Snoring occurs in about 20 percent of children and is most common among children between 2 and 6, said Dr. Marcel Deray, a pediatric neurologist and director of the sleep disorders center at Nicklaus Children’s Hospital in Miami. About 10 percent of children who suffer from snoring have some sort of obstructive sleep apnea, a sleep disorder that leads to pauses in breathing throughout the night.
“That’s the peak time that kids have enlarged adenoids and tonsils, which is the main cause of snoring and sleep apnea,” Deray said.
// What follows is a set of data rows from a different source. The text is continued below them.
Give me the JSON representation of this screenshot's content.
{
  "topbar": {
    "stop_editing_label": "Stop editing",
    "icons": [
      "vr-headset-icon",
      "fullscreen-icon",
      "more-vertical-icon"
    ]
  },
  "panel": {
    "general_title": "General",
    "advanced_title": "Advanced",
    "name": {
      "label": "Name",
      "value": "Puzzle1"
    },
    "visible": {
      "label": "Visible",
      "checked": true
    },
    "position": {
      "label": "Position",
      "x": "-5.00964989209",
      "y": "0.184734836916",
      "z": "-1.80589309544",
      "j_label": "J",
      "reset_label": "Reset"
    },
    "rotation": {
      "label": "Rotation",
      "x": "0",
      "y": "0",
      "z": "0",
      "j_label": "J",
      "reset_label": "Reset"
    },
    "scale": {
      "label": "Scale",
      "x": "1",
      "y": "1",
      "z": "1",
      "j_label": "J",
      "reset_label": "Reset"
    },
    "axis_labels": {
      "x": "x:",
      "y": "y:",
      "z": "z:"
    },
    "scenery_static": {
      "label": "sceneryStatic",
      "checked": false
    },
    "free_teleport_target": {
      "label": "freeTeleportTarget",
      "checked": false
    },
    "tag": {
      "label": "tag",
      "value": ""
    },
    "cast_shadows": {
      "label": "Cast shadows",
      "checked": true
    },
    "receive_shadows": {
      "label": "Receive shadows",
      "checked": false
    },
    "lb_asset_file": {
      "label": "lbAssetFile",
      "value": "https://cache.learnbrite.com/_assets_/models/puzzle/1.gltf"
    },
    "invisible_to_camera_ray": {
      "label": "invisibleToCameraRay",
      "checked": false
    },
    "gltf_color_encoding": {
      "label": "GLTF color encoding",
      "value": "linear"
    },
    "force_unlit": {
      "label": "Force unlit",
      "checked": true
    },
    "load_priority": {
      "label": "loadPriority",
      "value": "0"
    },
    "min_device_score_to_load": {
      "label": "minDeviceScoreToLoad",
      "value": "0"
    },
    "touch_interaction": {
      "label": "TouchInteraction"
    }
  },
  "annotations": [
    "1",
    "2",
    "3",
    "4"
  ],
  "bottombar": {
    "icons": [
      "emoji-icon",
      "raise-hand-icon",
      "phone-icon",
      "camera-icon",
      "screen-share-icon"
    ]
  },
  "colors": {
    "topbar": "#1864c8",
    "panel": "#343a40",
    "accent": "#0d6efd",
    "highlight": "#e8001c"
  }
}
Besides loud snoring, children may seem restless in their sleep, talk in their sleep, sleep in abnormal positions or sleep walk. Children may also begin wetting the bed again after not wetting the bed for months. All of these nighttime behaviors are signs that a child may need treatment for their snoring and that it could be sleep apnea.
During the daytime, children suffering from sleep apnea may wake up tired, irritable, moody and with headaches. Teachers may notice children falling asleep in class or having difficulty paying attention.
Environmental factors and allergens may also contribute to snoring. Children who are exposed to smoking can snore more. Obesity can also make children more prone to snoring because an obese person can have difficulty breathing. Children with Down syndrome or facial abnormalities are more likely to suffer from sleep apnea because they have a greater chance of having a collapsed airway.
“Some risk factors for snoring and sleep apnea may be kids that are overweight, so kids that have a body mass index (BMI) over 26. You want to be a little more proactive in screening for sleep apnea,” said Dr. Leonardo Torres, a pediatric sleep specialist at UHealth-the University of Miami Health System.
- Loud snoring
- Hearing gasps or snorting during child’s sleep
- Sleeping in abnormal positions
- Wetting the bed after not wetting it for six months
- Headaches in the morning
- Falling asleep in class
- Mouth breathing
- Sleep walking/talking